DESCRIPTION OF THE TASK
The reply should consist solely of the lines from the one with "Convert this screenshot" through the final line of the listing, copied exactly, with no pictures.

○ ○ ○ ○

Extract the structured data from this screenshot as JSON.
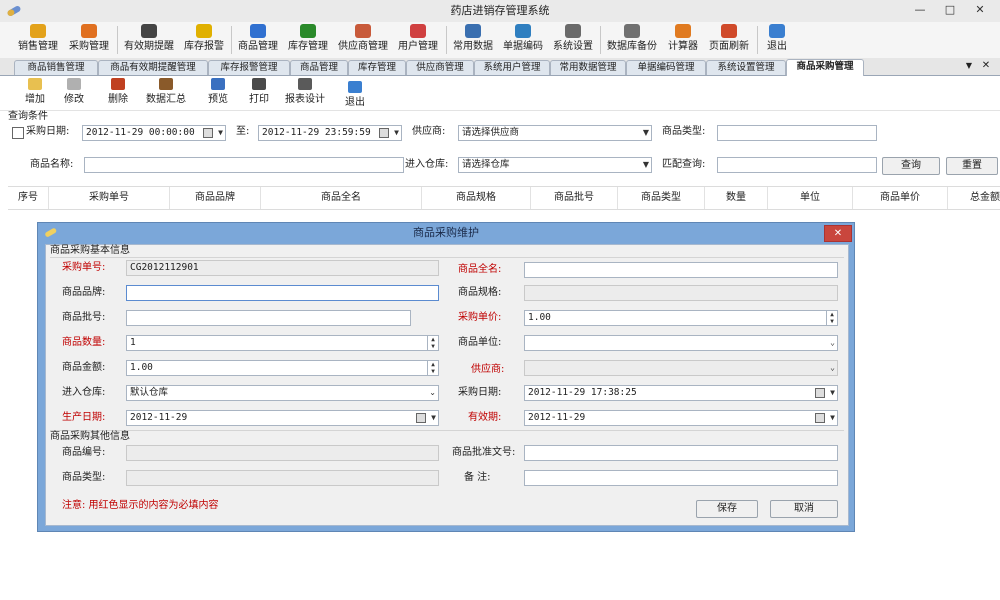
{
  "window": {
    "title": "药店进销存管理系统",
    "minimize": "—",
    "maximize": "□",
    "close": "✕"
  },
  "toolbar": {
    "items": [
      {
        "label": "销售管理",
        "icon": "sales-icon",
        "color": "#e3a21a"
      },
      {
        "label": "采购管理",
        "icon": "purchase-icon",
        "color": "#e07020"
      },
      {
        "label": "有效期提醒",
        "icon": "clock-icon",
        "color": "#444444"
      },
      {
        "label": "库存报警",
        "icon": "warning-icon",
        "color": "#e0b000"
      },
      {
        "label": "商品管理",
        "icon": "pill-icon",
        "color": "#3070d0"
      },
      {
        "label": "库存管理",
        "icon": "inventory-icon",
        "color": "#2a8a2a"
      },
      {
        "label": "供应商管理",
        "icon": "supplier-icon",
        "color": "#c85a3a"
      },
      {
        "label": "用户管理",
        "icon": "user-icon",
        "color": "#d04040"
      },
      {
        "label": "常用数据",
        "icon": "data-icon",
        "color": "#3a6fb0"
      },
      {
        "label": "单据编码",
        "icon": "code-icon",
        "color": "#2f7fc0"
      },
      {
        "label": "系统设置",
        "icon": "tools-icon",
        "color": "#6a6a6a"
      },
      {
        "label": "数据库备份",
        "icon": "database-icon",
        "color": "#707070"
      },
      {
        "label": "计算器",
        "icon": "calculator-icon",
        "color": "#e07a20"
      },
      {
        "label": "页面刷新",
        "icon": "refresh-icon",
        "color": "#d04a2a"
      },
      {
        "label": "退出",
        "icon": "exit-icon",
        "color": "#3a7fd0"
      }
    ]
  },
  "tabs": [
    {
      "label": "商品销售管理"
    },
    {
      "label": "商品有效期提醒管理"
    },
    {
      "label": "库存报警管理"
    },
    {
      "label": "商品管理"
    },
    {
      "label": "库存管理"
    },
    {
      "label": "供应商管理"
    },
    {
      "label": "系统用户管理"
    },
    {
      "label": "常用数据管理"
    },
    {
      "label": "单据编码管理"
    },
    {
      "label": "系统设置管理"
    },
    {
      "label": "商品采购管理",
      "active": true
    }
  ],
  "tab_controls": {
    "dropdown": "▼",
    "close": "✕"
  },
  "subtoolbar": {
    "items": [
      {
        "label": "增加",
        "icon": "add-icon",
        "color": "#e8c050"
      },
      {
        "label": "修改",
        "icon": "edit-icon",
        "color": "#b0b0b0"
      },
      {
        "label": "删除",
        "icon": "delete-icon",
        "color": "#c04020"
      },
      {
        "label": "数据汇总",
        "icon": "summary-icon",
        "color": "#8a5a2a"
      },
      {
        "label": "预览",
        "icon": "preview-icon",
        "color": "#3a70c0"
      },
      {
        "label": "打印",
        "icon": "print-icon",
        "color": "#4a4a4a"
      },
      {
        "label": "报表设计",
        "icon": "report-design-icon",
        "color": "#5a5a5a"
      },
      {
        "label": "退出",
        "icon": "exit-icon",
        "color": "#3a7fd0"
      }
    ]
  },
  "query": {
    "section_label": "查询条件",
    "purchase_date_label": "采购日期:",
    "date_from": "2012-11-29 00:00:00",
    "to_label": "至:",
    "date_to": "2012-11-29 23:59:59",
    "supplier_label": "供应商:",
    "supplier_value": "请选择供应商",
    "product_type_label": "商品类型:",
    "product_type_value": "",
    "product_name_label": "商品名称:",
    "product_name_value": "",
    "warehouse_label": "进入仓库:",
    "warehouse_value": "请选择仓库",
    "match_label": "匹配查询:",
    "match_value": "",
    "search_button": "查询",
    "reset_button": "重置"
  },
  "grid": {
    "columns": [
      "序号",
      "采购单号",
      "商品品牌",
      "商品全名",
      "商品规格",
      "商品批号",
      "商品类型",
      "数量",
      "单位",
      "商品单价",
      "总金额"
    ]
  },
  "dialog": {
    "title": "商品采购维护",
    "close": "✕",
    "basic_section": "商品采购基本信息",
    "other_section": "商品采购其他信息",
    "fields": {
      "order_no_label": "采购单号:",
      "order_no": "CG2012112901",
      "full_name_label": "商品全名:",
      "full_name": "",
      "brand_label": "商品品牌:",
      "brand": "",
      "spec_label": "商品规格:",
      "spec": "",
      "batch_label": "商品批号:",
      "batch": "",
      "unit_price_label": "采购单价:",
      "unit_price": "1.00",
      "quantity_label": "商品数量:",
      "quantity": "1",
      "unit_label": "商品单位:",
      "unit": "",
      "amount_label": "商品金额:",
      "amount": "1.00",
      "supplier_label": "供应商:",
      "supplier": "",
      "warehouse_label": "进入仓库:",
      "warehouse": "默认仓库",
      "purchase_date_label": "采购日期:",
      "purchase_date": "2012-11-29 17:38:25",
      "production_date_label": "生产日期:",
      "production_date": "2012-11-29",
      "expiry_label": "有效期:",
      "expiry": "2012-11-29",
      "product_code_label": "商品编号:",
      "product_code": "",
      "approval_label": "商品批准文号:",
      "approval": "",
      "product_type_label": "商品类型:",
      "product_type": "",
      "remark_label": "备  注:",
      "remark": ""
    },
    "note": "注意: 用红色显示的内容为必填内容",
    "save_button": "保存",
    "cancel_button": "取消"
  }
}
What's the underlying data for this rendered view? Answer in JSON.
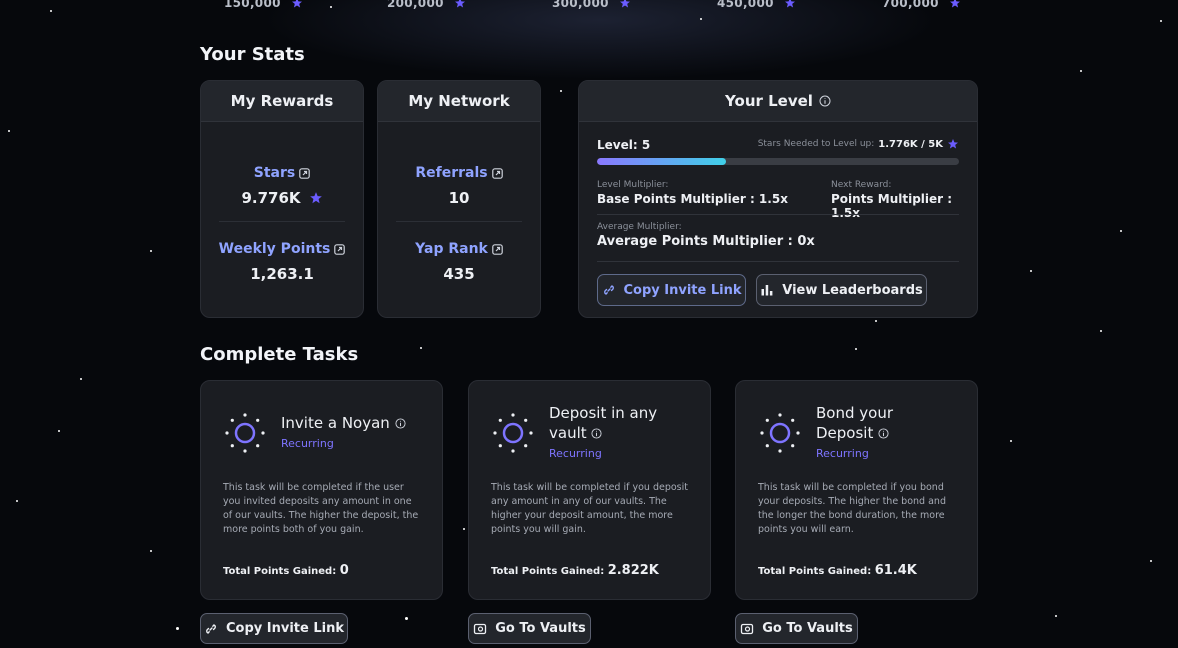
{
  "milestones": [
    "150,000",
    "200,000",
    "300,000",
    "450,000",
    "700,000"
  ],
  "sections": {
    "stats_title": "Your Stats",
    "tasks_title": "Complete Tasks"
  },
  "rewards": {
    "title": "My Rewards",
    "stars_label": "Stars",
    "stars_value": "9.776K",
    "weekly_label": "Weekly Points",
    "weekly_value": "1,263.1"
  },
  "network": {
    "title": "My Network",
    "referrals_label": "Referrals",
    "referrals_value": "10",
    "yap_label": "Yap Rank",
    "yap_value": "435"
  },
  "level": {
    "title": "Your Level",
    "level_text": "Level: 5",
    "stars_needed_label": "Stars Needed to Level up:",
    "stars_needed_value": "1.776K / 5K",
    "progress": 0.355,
    "level_multiplier_label": "Level Multiplier:",
    "level_multiplier_value": "Base Points Multiplier : 1.5x",
    "next_reward_label": "Next Reward:",
    "next_reward_value": "Points Multiplier : 1.5x",
    "average_label": "Average Multiplier:",
    "average_value": "Average Points Multiplier : 0x",
    "copy_invite_label": "Copy Invite Link",
    "leaderboards_label": "View Leaderboards"
  },
  "tasks": [
    {
      "title_line1": "Invite a Noyan",
      "title_line2": "",
      "recurring": "Recurring",
      "description": "This task will be completed if the user you invited deposits any amount in one of our vaults. The higher the deposit, the more points both of you gain.",
      "total_label": "Total Points Gained:",
      "total_value": "0",
      "button_label": "Copy Invite Link"
    },
    {
      "title_line1": "Deposit in any",
      "title_line2": "vault",
      "recurring": "Recurring",
      "description": "This task will be completed if you deposit any amount in any of our vaults. The higher your deposit amount, the more points you will gain.",
      "total_label": "Total Points Gained:",
      "total_value": "2.822K",
      "button_label": "Go To Vaults"
    },
    {
      "title_line1": "Bond your",
      "title_line2": "Deposit",
      "recurring": "Recurring",
      "description": "This task will be completed if you bond your deposits. The higher the bond and the longer the bond duration, the more points you will earn.",
      "total_label": "Total Points Gained:",
      "total_value": "61.4K",
      "button_label": "Go To Vaults"
    }
  ],
  "colors": {
    "accent": "#8fa3ff",
    "recurring": "#7e74ff",
    "card_bg": "#1b1d22",
    "page_bg": "#06080c"
  },
  "icons": [
    "star-icon",
    "external-link-icon",
    "info-icon",
    "link-icon",
    "bar-chart-icon",
    "vault-icon",
    "task-spinner-icon"
  ]
}
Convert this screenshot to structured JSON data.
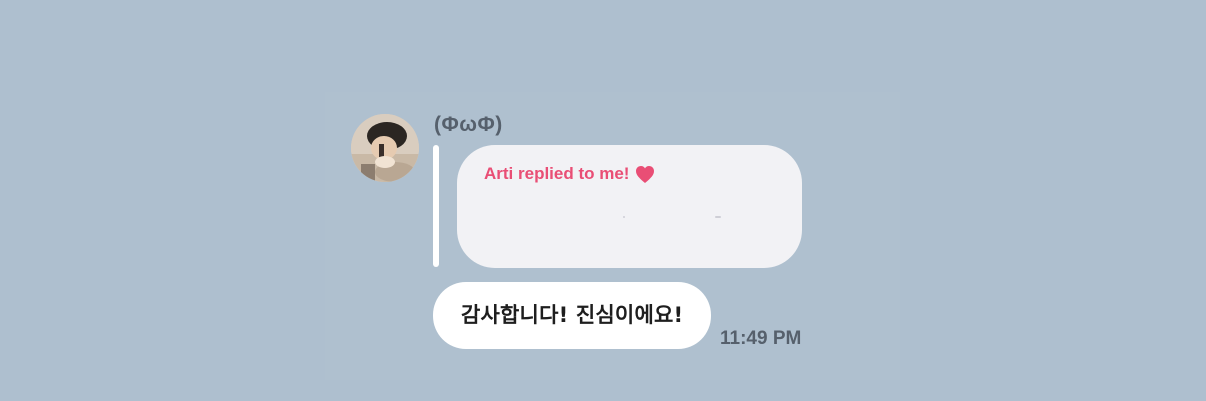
{
  "sender": {
    "name": "(ΦωΦ)"
  },
  "quoted_message": {
    "text": "Arti replied to me!",
    "icon": "heart-icon",
    "color": "#e94e75"
  },
  "message": {
    "text": "감사합니다! 진심이에요!",
    "time": "11:49 PM"
  },
  "colors": {
    "background": "#aebfcf",
    "bubble": "#ffffff",
    "quoted_bubble": "#f2f2f5",
    "name_text": "#56606c"
  }
}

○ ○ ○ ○

WRITTEN SOLUTION
Convert this screenshot to structured JSON data.
{
  "sender": {
    "name": "(ΦωΦ)"
  },
  "quoted_message": {
    "text": "Arti replied to me!",
    "icon": "heart-icon",
    "color": "#e94e75"
  },
  "message": {
    "text": "감사합니다! 진심이에요!",
    "time": "11:49 PM"
  },
  "colors": {
    "background": "#aebfcf",
    "bubble": "#ffffff",
    "quoted_bubble": "#f2f2f5",
    "name_text": "#56606c"
  }
}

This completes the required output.